G7 host Justin Trudeau’s invitation to the Charlevoix Summit provides an opportunity to respond to challenges that are growing increasingly urgent. We are facing the inequalities created by globalisation, threats that hang over our planet, assaults on democracy and the destabilisation of the international community by new forces. Under such circumstances, it is our responsibility within the G7 to reaffirm the strengths that unite us. First and foremost, this group of countries was founded on shared values and a love of freedom. The G7 has defended democracy, human rights and respect for the rule of law ever since it was created. Today, thanks to the resolute action of Canada, the G7 is able to respond to interference with our democracies and the unprecedented virus of fake news.

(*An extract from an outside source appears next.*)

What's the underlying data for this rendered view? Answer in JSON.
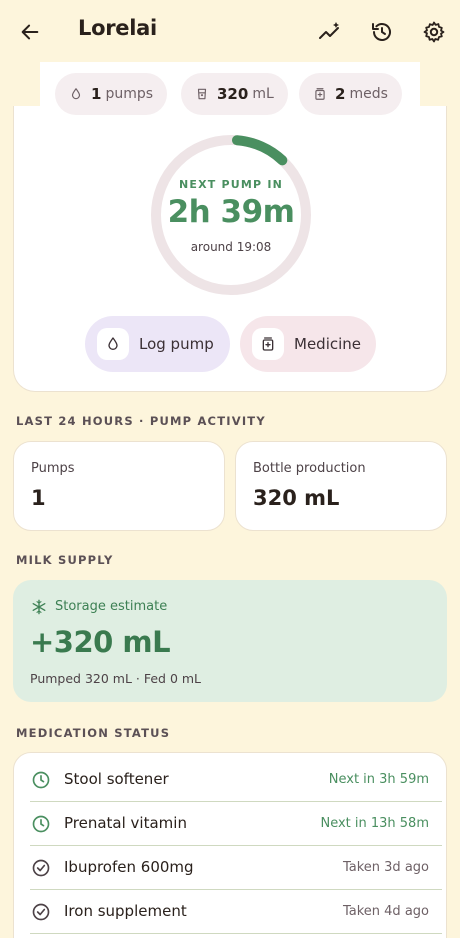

The G7 is a forum for reflection on our joint future, which of necessity involves a multilateralism that is stronger, more effective and more responsible. We must avoid any isolationist temptations, for it is an illusion to believe that we can stop change by shutting out the world. We need to give the international community new meaning and reinvent our multilateral institutions focusing on results.
The G7 must continue to stand indomitable in the fight against terrorism on all fronts: keeping track of terrorist combatants and their networks and making sure that their funding sources dry up, relying on the Financial Action Task Force set up by the G7 in 1989, and tirelessly fighting the terrorist propaganda on the internet that sows the seeds of fanaticism. The G7 also provides an effective framework for coordinating our foreign policy activities and working together to bring about peace, notably in Syria or the Sahel.
ACTION AT THE SOURCE
We must not lose sight of the fact that any sustainable response to violent conflicts and extremism must attack their root causes and give our youth new opportunities. This is why we are committed to defending the objectives of sustainable development by remaining especially vigilant when it comes to youth employment, education and advancing gender equality, a theme that the Canadian presidency has rightly identified as a cross-cutting priority for the G7.
The greatest threat to our societies and future generations involves the very future of our planet. The implementation of the Paris Agreement on climate change, which was adopted in 2015, is a vital necessity and must be supported by the G7 in the lead-up to the 24th Conference of the Parties in December in Poland. We must now urgently commit to a viable trajectory for the transition to low-carbon economies and to slowing the disturbing pace at which biodiversity is disappearing, for we have no Planet B. The G7 bears a major responsibility in this area. It can also highlight the immense economic opportunities of this transition to green economies. We must show ourselves to be innovative and entrepreneurial. This is why I welcome the initiative taken by Canada to put ocean conservation on the agenda for the Charlevoix Summit.
We must rethink globalisation and build intelligently regulated market economies. At Davos, I stated my wish to develop, jointly with our international partners, a globalisation designed to protect, share and invest, a globalisation our people can identify with. I salute the commitment of the Canadian G7 presidency to advancing a model of inclusive growth.
To achieve this, we must have free and fair trade. In the face of legitimate concerns regarding trade imbalances and aggressive trade practices, we must cooperate, strengthening multilateral regulations and making the World Trade Organization more effective. We must also understand the impact of the digital economy on employment and take steps to make sure that everyone can benefit from the technological boom, while at the same time protecting private life and personal data. This is why artificial intelligence is central to the work done by the G7, as we strive to find the right balance between innovation and ethics, and come together to anticipate the evolution of the societies and economy of tomorrow.
Beyond these major matters, the responses made by the G7 assume even greater legitimacy when they bring together non-state actors and civil society in the broad sense; this is the key to success. Canada has succeeded in securing exemplary participation by youth, women, non-governmental organisations and the academic community throughout the preparations for the Charlevoix Summit.
Because the G7 must make progress on the major issues of the moment, because the questions requiring its attention are major, because it is necessary to defend the achievements of multilateralism, I see the scope of the task that will fall to France in 2019, when it will in turn chair this group. A century after the end of the Great War, let us not repeat the errors of the past; let us remain vigilant, moved by a desire to take collective, pragmatic and effective action.